(Directions for this task) Print all the entries verbatim.

-- Opening Marker --

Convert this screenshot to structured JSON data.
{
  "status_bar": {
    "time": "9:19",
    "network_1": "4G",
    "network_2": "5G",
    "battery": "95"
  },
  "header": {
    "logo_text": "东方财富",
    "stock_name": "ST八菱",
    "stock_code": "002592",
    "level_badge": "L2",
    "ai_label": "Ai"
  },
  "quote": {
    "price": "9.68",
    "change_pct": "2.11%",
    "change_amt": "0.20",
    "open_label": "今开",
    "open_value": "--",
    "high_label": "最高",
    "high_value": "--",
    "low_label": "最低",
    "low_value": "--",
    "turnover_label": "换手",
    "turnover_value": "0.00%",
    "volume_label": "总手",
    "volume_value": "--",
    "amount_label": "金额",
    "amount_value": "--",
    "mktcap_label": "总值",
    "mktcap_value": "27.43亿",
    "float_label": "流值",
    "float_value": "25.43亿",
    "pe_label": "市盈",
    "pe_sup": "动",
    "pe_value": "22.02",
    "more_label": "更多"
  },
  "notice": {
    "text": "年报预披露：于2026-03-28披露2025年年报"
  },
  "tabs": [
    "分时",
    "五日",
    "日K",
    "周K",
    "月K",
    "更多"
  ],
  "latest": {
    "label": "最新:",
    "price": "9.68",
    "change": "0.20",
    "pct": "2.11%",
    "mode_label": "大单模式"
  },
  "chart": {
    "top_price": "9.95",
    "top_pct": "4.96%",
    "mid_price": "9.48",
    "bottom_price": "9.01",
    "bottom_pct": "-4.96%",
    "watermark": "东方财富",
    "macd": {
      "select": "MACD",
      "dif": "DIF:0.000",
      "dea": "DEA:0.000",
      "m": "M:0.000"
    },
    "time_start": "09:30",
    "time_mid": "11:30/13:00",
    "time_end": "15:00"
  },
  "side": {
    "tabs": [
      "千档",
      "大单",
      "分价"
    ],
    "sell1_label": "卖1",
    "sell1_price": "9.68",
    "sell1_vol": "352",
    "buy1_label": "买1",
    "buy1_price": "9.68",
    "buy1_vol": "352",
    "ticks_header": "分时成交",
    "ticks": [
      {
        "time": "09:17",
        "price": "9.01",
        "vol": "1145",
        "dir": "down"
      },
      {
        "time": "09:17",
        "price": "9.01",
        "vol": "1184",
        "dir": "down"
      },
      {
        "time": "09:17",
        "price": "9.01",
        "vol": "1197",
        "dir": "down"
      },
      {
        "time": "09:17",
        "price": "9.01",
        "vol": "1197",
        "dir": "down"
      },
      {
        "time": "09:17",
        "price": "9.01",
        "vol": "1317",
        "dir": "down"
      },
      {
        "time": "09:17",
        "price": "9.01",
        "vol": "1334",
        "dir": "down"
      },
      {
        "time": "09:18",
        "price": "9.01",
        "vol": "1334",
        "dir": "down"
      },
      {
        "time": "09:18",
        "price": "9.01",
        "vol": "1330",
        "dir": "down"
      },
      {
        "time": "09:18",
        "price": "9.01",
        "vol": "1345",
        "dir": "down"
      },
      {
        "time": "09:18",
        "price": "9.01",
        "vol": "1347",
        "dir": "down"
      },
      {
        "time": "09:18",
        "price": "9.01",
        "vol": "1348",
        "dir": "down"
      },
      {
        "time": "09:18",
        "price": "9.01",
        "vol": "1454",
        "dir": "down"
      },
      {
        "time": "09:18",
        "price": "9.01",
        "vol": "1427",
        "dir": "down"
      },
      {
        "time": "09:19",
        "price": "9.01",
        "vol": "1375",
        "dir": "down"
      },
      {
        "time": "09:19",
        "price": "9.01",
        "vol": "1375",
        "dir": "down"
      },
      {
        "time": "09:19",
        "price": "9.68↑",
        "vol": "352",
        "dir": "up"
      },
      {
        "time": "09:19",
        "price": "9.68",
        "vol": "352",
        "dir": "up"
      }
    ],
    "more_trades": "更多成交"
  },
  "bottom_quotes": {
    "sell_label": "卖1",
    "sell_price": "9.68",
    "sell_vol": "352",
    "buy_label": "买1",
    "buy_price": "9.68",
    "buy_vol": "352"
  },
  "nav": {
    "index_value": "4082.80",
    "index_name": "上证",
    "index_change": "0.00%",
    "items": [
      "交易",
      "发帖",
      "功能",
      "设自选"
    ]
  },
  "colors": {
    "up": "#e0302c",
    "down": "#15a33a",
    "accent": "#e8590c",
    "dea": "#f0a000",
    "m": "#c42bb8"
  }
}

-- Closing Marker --

(Response box)
Convert this screenshot to structured JSON data.
{
  "status_bar": {
    "time": "9:19",
    "network_1": "4G",
    "network_2": "5G",
    "battery": "95"
  },
  "header": {
    "logo_text": "东方财富",
    "stock_name": "ST八菱",
    "stock_code": "002592",
    "level_badge": "L2",
    "ai_label": "Ai"
  },
  "quote": {
    "price": "9.68",
    "change_pct": "2.11%",
    "change_amt": "0.20",
    "open_label": "今开",
    "open_value": "--",
    "high_label": "最高",
    "high_value": "--",
    "low_label": "最低",
    "low_value": "--",
    "turnover_label": "换手",
    "turnover_value": "0.00%",
    "volume_label": "总手",
    "volume_value": "--",
    "amount_label": "金额",
    "amount_value": "--",
    "mktcap_label": "总值",
    "mktcap_value": "27.43亿",
    "float_label": "流值",
    "float_value": "25.43亿",
    "pe_label": "市盈",
    "pe_sup": "动",
    "pe_value": "22.02",
    "more_label": "更多"
  },
  "notice": {
    "text": "年报预披露：于2026-03-28披露2025年年报"
  },
  "tabs": [
    "分时",
    "五日",
    "日K",
    "周K",
    "月K",
    "更多"
  ],
  "latest": {
    "label": "最新:",
    "price": "9.68",
    "change": "0.20",
    "pct": "2.11%",
    "mode_label": "大单模式"
  },
  "chart": {
    "top_price": "9.95",
    "top_pct": "4.96%",
    "mid_price": "9.48",
    "bottom_price": "9.01",
    "bottom_pct": "-4.96%",
    "watermark": "东方财富",
    "macd": {
      "select": "MACD",
      "dif": "DIF:0.000",
      "dea": "DEA:0.000",
      "m": "M:0.000"
    },
    "time_start": "09:30",
    "time_mid": "11:30/13:00",
    "time_end": "15:00"
  },
  "side": {
    "tabs": [
      "千档",
      "大单",
      "分价"
    ],
    "sell1_label": "卖1",
    "sell1_price": "9.68",
    "sell1_vol": "352",
    "buy1_label": "买1",
    "buy1_price": "9.68",
    "buy1_vol": "352",
    "ticks_header": "分时成交",
    "ticks": [
      {
        "time": "09:17",
        "price": "9.01",
        "vol": "1145",
        "dir": "down"
      },
      {
        "time": "09:17",
        "price": "9.01",
        "vol": "1184",
        "dir": "down"
      },
      {
        "time": "09:17",
        "price": "9.01",
        "vol": "1197",
        "dir": "down"
      },
      {
        "time": "09:17",
        "price": "9.01",
        "vol": "1197",
        "dir": "down"
      },
      {
        "time": "09:17",
        "price": "9.01",
        "vol": "1317",
        "dir": "down"
      },
      {
        "time": "09:17",
        "price": "9.01",
        "vol": "1334",
        "dir": "down"
      },
      {
        "time": "09:18",
        "price": "9.01",
        "vol": "1334",
        "dir": "down"
      },
      {
        "time": "09:18",
        "price": "9.01",
        "vol": "1330",
        "dir": "down"
      },
      {
        "time": "09:18",
        "price": "9.01",
        "vol": "1345",
        "dir": "down"
      },
      {
        "time": "09:18",
        "price": "9.01",
        "vol": "1347",
        "dir": "down"
      },
      {
        "time": "09:18",
        "price": "9.01",
        "vol": "1348",
        "dir": "down"
      },
      {
        "time": "09:18",
        "price": "9.01",
        "vol": "1454",
        "dir": "down"
      },
      {
        "time": "09:18",
        "price": "9.01",
        "vol": "1427",
        "dir": "down"
      },
      {
        "time": "09:19",
        "price": "9.01",
        "vol": "1375",
        "dir": "down"
      },
      {
        "time": "09:19",
        "price": "9.01",
        "vol": "1375",
        "dir": "down"
      },
      {
        "time": "09:19",
        "price": "9.68↑",
        "vol": "352",
        "dir": "up"
      },
      {
        "time": "09:19",
        "price": "9.68",
        "vol": "352",
        "dir": "up"
      }
    ],
    "more_trades": "更多成交"
  },
  "bottom_quotes": {
    "sell_label": "卖1",
    "sell_price": "9.68",
    "sell_vol": "352",
    "buy_label": "买1",
    "buy_price": "9.68",
    "buy_vol": "352"
  },
  "nav": {
    "index_value": "4082.80",
    "index_name": "上证",
    "index_change": "0.00%",
    "items": [
      "交易",
      "发帖",
      "功能",
      "设自选"
    ]
  },
  "colors": {
    "up": "#e0302c",
    "down": "#15a33a",
    "accent": "#e8590c",
    "dea": "#f0a000",
    "m": "#c42bb8"
  }
}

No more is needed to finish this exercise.